backward riding, falls

Just wanted to share my experience with falls while riding backward:

When I ride backward, my butt leads my shoulders slightly, which puts my center
of gravity “ahead” of the wheel (relative to the direction of travel) but keeps
my upper body in a position which feels more natural than the leaning-backward
posture one might expect to be necessary for riding a unicycle backwards. I find
that this in itself makes falling off backwards less hazardous, as I can simply
put my feet down.

This works fine at low to medium speeds.
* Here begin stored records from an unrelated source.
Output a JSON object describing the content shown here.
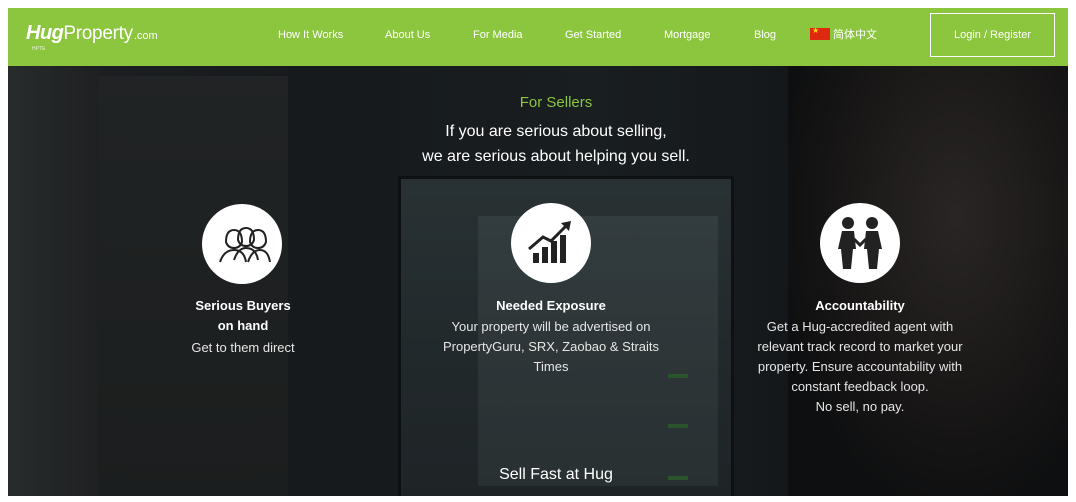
{
  "brand": {
    "hug": "Hug",
    "property": "Property",
    "domain": ".com",
    "subtext": "HPTE",
    "accent_color": "#8cc63f"
  },
  "nav": {
    "links": [
      "How It Works",
      "About Us",
      "For Media",
      "Get Started",
      "Mortgage",
      "Blog"
    ],
    "language_label": "简体中文",
    "language_flag_icon": "china-flag-icon",
    "login_label": "Login / Register"
  },
  "hero": {
    "eyebrow": "For Sellers",
    "headline_line1": "If you are serious about selling,",
    "headline_line2": "we are serious about helping you sell.",
    "features": [
      {
        "icon": "people-group-icon",
        "title_lines": [
          "Serious Buyers",
          "on hand"
        ],
        "desc_lines": [
          "Get to them direct"
        ]
      },
      {
        "icon": "growth-chart-icon",
        "title_lines": [
          "Needed Exposure"
        ],
        "desc_lines": [
          "Your property will be advertised on",
          "PropertyGuru, SRX, Zaobao & Straits",
          "Times"
        ]
      },
      {
        "icon": "handshake-icon",
        "title_lines": [
          "Accountability"
        ],
        "desc_lines": [
          "Get a Hug-accredited agent with",
          "relevant track record to market your",
          "property. Ensure accountability with",
          "constant feedback loop.",
          "No sell, no pay."
        ]
      }
    ],
    "footer_text": "Sell Fast at Hug"
  }
}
Just train yourself to take your feet
off the pedals and put them on the ground if you feel yourself losing it. When
you “bail out” you should spread your legs apart so your feet clear the sides of
the pedals-if you simply lift your feet and try to put them straight down you
will often find that your legs or feet get tangled up in the pedals.
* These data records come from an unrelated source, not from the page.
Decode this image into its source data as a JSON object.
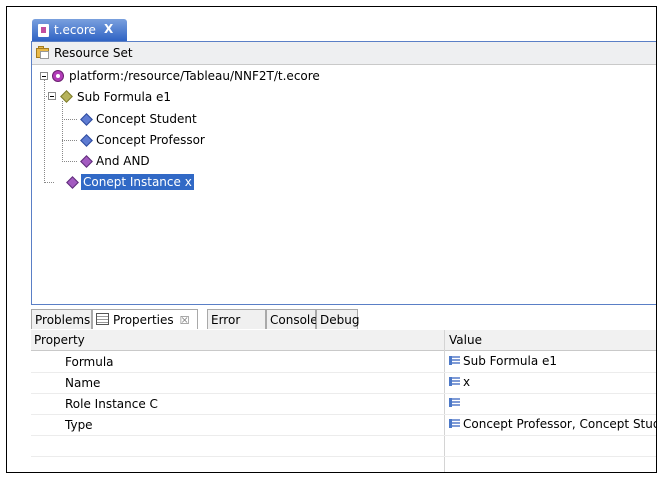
{
  "editor_tab": {
    "label": "t.ecore",
    "icon": "ecore-file-icon",
    "close": "X"
  },
  "resource_set": {
    "title": "Resource Set",
    "icon": "resource-set-folder-icon"
  },
  "tree": {
    "root": {
      "label": "platform:/resource/Tableau/NNF2T/t.ecore",
      "icon": "ecore-package-icon"
    },
    "sub_formula": {
      "label": "Sub Formula e1",
      "icon": "class-diamond-icon"
    },
    "children": [
      {
        "label": "Concept Student",
        "icon": "class-diamond-icon"
      },
      {
        "label": "Concept Professor",
        "icon": "class-diamond-icon"
      },
      {
        "label": "And AND",
        "icon": "class-diamond-icon"
      }
    ],
    "selected": {
      "label": "Conept Instance x",
      "icon": "class-diamond-icon"
    }
  },
  "bottom_tabs": [
    {
      "label": "Problems"
    },
    {
      "label": "Properties",
      "active": true,
      "close": "☒"
    },
    {
      "label": "Error Log"
    },
    {
      "label": "Console"
    },
    {
      "label": "Debug"
    }
  ],
  "properties": {
    "header_property": "Property",
    "header_value": "Value",
    "rows": [
      {
        "name": "Formula",
        "value": "Sub Formula e1"
      },
      {
        "name": "Name",
        "value": "x"
      },
      {
        "name": "Role Instance C",
        "value": ""
      },
      {
        "name": "Type",
        "value": "Concept Professor, Concept Student"
      }
    ]
  },
  "colors": {
    "tab_active": "#2f63c4",
    "selection": "#3169c6",
    "package": "#b23cb8"
  }
}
In a turn while backward riding, try to get the inside foot down first. And of
course, train yourself to grab the nose of the saddle with one hand so you don’t
drop the unicycle.

It gets a bit trickier the faster you go–you have place the feet a little
further behind you and/or lean a bit further forward, but anyone coordinated
enough to ride a unicycle at all should find this nearly instinctive. You will
fall off a lot when learning, but you will be going slowly so it isn’t really
anything to worry about.

If you get a foot on the ground but are still so unbalanced that you can’t avoid
falling down, bend your knees as you go down, tuck your chin to your chest, draw
your arms together with your elbows and forearms close together, palms facing
your forehead, and try to roll through instead of simply going ka-thud. It might
be a good idea to practice falling as described above beforehand.

In fact, falling down without hurting oneself is a very useful set of skills for
just about anyone involved in physical activities and increases one’s confidence
level dramatically. Many times it’s the fear of falling that turns a no-big-deal
fall into an injury accident.

With so many martial arts schools around these days, it would be easy to take
some beginner’s classes in judo, jiu jitsu or kung fu (for instance), or read a
book and practice the techniques.

Dennis Kathrens